====== THE DATA ======
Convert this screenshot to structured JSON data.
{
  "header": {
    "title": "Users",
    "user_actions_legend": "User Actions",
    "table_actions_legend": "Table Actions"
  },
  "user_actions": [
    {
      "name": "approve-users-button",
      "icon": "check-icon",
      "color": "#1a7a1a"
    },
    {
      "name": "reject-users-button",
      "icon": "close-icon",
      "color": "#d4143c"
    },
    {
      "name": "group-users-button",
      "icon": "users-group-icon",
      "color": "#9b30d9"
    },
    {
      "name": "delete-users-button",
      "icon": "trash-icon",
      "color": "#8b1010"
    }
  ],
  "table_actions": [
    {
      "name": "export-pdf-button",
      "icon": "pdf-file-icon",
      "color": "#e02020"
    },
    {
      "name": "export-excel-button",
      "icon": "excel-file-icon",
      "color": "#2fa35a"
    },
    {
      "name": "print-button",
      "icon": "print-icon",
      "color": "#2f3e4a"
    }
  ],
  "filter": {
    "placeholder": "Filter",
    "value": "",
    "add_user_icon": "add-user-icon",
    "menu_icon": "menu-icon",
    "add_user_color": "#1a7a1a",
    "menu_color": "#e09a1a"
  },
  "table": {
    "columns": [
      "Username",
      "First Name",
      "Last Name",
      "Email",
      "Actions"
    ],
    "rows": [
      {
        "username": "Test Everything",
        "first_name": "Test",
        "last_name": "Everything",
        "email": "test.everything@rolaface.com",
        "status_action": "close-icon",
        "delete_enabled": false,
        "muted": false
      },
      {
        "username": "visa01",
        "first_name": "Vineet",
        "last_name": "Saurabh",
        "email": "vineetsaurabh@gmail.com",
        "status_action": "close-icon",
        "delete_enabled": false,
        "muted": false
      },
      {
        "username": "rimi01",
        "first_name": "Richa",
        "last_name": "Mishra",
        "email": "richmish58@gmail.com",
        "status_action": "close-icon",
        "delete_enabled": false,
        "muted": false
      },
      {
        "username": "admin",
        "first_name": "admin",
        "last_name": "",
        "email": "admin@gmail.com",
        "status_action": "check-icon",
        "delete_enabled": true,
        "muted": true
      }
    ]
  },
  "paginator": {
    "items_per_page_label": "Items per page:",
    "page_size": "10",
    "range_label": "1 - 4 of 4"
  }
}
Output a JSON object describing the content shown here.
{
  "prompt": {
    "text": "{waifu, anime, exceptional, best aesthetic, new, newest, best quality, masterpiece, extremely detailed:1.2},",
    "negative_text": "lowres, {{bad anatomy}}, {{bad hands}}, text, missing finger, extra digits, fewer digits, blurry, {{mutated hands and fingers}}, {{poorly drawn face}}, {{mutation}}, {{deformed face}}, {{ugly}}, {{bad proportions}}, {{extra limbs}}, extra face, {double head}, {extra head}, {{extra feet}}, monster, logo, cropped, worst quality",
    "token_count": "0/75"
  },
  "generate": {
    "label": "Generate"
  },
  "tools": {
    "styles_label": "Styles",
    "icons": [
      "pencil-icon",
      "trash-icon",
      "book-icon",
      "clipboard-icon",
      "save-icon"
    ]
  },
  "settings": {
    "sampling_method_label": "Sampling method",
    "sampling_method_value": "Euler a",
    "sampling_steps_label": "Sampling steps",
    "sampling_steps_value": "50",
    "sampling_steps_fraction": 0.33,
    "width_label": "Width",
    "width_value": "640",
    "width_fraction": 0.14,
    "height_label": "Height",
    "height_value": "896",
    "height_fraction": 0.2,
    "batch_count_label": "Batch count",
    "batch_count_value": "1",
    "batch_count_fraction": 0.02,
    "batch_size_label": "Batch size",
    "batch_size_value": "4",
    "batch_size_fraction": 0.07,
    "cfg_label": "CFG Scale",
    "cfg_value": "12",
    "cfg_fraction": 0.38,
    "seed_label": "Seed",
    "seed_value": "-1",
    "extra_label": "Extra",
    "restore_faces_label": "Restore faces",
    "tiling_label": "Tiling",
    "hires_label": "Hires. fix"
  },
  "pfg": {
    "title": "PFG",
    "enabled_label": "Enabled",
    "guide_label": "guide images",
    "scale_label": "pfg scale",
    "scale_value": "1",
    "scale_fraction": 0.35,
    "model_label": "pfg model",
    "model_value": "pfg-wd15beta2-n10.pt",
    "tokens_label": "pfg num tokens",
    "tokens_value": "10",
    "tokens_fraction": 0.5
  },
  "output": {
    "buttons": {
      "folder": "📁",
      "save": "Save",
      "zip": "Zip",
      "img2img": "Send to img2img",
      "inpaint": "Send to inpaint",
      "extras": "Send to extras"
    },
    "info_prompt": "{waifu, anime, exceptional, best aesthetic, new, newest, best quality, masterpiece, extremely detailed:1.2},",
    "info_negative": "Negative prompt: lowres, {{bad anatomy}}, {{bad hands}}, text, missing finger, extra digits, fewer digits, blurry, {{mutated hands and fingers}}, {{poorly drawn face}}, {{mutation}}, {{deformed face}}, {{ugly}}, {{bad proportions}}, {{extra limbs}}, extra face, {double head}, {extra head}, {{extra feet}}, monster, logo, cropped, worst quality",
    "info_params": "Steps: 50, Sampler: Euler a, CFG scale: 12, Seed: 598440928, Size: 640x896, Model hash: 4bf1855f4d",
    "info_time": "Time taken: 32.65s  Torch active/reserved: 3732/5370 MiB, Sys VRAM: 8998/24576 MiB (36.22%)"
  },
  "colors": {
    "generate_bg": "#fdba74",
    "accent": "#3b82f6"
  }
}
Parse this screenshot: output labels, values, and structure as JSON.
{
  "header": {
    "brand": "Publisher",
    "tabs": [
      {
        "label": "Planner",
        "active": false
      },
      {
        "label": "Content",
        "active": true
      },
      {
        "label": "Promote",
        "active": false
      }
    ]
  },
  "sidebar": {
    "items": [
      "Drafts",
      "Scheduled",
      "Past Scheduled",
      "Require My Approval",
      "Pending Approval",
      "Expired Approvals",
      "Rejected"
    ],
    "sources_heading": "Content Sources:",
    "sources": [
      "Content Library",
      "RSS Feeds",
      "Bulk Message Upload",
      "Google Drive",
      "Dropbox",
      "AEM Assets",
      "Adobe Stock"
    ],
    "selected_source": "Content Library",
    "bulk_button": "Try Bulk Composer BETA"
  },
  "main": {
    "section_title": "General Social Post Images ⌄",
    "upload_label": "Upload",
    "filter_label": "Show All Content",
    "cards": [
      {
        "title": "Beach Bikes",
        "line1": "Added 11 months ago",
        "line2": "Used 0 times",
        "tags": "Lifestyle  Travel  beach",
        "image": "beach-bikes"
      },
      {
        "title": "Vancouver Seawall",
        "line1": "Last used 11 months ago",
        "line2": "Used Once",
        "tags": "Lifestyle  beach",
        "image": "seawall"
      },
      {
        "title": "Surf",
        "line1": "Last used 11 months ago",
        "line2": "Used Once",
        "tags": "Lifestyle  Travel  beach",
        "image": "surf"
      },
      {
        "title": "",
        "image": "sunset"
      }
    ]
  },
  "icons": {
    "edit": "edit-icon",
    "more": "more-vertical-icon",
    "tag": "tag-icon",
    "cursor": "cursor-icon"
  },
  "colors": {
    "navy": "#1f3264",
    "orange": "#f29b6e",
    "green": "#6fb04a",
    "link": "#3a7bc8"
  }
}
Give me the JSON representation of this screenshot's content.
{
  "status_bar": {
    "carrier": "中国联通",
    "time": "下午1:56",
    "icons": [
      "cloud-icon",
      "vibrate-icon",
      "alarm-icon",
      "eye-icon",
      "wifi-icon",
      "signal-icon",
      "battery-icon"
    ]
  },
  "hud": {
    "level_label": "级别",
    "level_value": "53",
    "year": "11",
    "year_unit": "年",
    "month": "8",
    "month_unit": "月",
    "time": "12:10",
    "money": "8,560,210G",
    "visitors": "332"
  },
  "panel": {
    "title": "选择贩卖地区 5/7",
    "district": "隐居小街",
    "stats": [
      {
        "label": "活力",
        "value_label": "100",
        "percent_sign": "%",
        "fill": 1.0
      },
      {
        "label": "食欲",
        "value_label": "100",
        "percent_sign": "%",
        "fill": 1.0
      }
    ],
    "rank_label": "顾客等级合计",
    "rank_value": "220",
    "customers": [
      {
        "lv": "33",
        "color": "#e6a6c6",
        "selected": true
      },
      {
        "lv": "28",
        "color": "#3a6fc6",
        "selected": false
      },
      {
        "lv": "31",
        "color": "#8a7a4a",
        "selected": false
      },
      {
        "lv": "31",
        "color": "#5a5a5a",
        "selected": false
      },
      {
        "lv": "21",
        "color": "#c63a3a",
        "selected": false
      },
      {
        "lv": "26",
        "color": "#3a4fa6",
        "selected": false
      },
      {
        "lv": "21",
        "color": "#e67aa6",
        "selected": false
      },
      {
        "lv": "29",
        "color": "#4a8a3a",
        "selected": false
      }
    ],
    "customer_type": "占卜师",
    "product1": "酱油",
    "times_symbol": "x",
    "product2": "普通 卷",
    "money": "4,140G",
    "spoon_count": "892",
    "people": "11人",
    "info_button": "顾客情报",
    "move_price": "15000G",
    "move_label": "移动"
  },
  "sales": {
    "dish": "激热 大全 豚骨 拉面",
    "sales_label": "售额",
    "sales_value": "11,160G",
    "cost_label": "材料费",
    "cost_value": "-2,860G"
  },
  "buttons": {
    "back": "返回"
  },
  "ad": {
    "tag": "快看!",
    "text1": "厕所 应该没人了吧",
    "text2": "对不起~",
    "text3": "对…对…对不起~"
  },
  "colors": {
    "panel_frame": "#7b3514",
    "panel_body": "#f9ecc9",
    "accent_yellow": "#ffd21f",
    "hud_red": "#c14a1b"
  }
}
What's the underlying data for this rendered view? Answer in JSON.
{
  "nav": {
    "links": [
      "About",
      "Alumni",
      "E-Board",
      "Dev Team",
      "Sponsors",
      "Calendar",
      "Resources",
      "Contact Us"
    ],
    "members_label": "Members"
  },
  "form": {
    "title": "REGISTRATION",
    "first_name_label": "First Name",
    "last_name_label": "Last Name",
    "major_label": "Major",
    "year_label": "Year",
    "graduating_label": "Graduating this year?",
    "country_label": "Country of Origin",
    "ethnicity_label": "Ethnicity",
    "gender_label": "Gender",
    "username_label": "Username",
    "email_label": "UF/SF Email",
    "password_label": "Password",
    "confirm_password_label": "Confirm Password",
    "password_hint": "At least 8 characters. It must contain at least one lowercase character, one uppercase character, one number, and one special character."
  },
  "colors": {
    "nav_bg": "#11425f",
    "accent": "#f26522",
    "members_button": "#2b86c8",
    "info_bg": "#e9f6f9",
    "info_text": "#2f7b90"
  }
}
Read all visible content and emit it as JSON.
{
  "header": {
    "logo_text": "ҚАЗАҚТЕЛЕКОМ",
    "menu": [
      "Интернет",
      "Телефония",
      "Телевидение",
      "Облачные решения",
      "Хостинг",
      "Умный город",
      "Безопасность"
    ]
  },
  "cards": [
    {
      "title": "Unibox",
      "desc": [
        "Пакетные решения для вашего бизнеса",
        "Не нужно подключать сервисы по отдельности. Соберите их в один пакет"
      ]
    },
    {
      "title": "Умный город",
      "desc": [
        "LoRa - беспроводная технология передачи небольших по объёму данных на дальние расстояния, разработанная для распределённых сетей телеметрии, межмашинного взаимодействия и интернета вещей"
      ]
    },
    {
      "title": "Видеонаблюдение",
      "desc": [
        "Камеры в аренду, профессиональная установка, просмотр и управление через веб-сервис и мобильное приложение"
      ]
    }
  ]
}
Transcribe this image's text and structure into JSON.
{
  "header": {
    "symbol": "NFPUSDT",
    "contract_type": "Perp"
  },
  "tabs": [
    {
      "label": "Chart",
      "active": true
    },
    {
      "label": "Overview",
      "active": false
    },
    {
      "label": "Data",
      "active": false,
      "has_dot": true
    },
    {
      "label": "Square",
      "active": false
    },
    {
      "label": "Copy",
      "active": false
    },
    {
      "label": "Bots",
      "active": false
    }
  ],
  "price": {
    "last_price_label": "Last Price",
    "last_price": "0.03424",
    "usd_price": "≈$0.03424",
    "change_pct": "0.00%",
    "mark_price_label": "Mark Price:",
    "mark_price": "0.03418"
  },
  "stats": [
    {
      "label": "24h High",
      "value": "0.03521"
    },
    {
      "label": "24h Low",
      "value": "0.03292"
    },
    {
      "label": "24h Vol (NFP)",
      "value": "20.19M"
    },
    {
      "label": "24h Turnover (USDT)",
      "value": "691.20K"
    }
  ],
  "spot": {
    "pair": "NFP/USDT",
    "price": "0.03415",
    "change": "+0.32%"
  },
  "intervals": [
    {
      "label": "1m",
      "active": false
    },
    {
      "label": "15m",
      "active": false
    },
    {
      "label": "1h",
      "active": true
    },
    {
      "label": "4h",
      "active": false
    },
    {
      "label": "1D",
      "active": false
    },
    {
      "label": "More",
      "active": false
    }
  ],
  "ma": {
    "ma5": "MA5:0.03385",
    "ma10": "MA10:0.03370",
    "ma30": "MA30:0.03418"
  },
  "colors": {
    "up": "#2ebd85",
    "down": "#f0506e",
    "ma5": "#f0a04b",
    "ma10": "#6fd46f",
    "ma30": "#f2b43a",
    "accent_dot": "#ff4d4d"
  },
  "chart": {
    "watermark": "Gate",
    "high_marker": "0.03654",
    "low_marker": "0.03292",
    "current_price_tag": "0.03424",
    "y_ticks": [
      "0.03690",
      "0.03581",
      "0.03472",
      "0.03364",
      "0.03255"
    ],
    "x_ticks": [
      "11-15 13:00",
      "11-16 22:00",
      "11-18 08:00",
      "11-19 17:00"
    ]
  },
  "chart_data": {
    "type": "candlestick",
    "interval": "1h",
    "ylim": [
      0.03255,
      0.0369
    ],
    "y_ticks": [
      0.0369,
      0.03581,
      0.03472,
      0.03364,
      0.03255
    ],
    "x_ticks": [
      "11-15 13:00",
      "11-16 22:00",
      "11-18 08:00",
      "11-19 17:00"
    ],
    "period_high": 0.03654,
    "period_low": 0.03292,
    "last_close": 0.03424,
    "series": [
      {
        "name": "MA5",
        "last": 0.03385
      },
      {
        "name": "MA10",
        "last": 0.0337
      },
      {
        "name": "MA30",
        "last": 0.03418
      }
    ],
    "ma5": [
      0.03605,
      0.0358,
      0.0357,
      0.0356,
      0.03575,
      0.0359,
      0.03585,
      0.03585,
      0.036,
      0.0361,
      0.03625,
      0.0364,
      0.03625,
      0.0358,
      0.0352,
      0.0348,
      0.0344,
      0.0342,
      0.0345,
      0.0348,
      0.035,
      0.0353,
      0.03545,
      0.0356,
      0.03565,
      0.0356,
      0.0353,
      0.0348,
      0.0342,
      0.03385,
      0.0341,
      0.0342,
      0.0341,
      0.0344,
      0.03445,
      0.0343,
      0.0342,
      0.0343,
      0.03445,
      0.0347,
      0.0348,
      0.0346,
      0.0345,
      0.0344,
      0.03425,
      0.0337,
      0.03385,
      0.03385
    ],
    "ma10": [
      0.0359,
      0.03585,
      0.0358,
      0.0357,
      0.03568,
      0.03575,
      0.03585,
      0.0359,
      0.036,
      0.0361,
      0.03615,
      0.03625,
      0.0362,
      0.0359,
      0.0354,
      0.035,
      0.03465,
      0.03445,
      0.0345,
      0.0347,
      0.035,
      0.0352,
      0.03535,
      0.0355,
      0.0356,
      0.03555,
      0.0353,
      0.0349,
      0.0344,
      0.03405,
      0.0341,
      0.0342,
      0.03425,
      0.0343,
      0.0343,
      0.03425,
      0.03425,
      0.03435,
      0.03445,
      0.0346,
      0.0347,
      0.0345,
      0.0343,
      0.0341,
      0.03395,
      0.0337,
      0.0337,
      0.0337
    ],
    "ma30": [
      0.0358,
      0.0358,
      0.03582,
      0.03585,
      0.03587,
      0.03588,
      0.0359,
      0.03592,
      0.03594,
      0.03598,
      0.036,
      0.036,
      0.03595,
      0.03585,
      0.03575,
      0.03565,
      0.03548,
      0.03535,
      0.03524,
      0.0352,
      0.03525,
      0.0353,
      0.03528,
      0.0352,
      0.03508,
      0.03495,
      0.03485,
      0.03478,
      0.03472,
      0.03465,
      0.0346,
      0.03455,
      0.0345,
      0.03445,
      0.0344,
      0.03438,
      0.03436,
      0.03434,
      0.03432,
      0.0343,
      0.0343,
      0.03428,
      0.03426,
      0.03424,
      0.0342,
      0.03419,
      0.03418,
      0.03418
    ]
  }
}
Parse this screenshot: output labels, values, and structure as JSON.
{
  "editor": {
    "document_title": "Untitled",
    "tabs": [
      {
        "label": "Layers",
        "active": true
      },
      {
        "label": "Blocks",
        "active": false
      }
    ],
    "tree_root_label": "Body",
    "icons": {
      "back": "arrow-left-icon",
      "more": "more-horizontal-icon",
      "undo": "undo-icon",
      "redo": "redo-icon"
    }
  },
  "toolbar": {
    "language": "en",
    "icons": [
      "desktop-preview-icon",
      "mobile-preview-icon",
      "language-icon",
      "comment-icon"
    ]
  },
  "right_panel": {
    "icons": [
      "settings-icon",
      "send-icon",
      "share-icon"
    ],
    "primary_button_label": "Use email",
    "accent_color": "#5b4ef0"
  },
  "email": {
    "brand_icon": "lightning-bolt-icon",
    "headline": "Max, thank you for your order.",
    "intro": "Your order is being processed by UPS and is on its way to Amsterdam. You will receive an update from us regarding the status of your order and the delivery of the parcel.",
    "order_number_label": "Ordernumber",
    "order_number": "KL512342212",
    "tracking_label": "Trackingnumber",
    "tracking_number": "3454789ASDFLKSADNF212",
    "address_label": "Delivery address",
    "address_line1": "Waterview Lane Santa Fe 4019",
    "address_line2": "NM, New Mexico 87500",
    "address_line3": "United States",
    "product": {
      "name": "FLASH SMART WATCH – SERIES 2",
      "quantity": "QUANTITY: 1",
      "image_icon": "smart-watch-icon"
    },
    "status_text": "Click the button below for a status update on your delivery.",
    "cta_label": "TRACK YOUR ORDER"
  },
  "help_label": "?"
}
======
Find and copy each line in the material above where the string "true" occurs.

- [SOLUTION TO THIS TASK]
        "delete_enabled": true,
        "muted": true
        "active": true
        "selected": true
      "active": true
      "has_dot": true
      "active": true
        "active": true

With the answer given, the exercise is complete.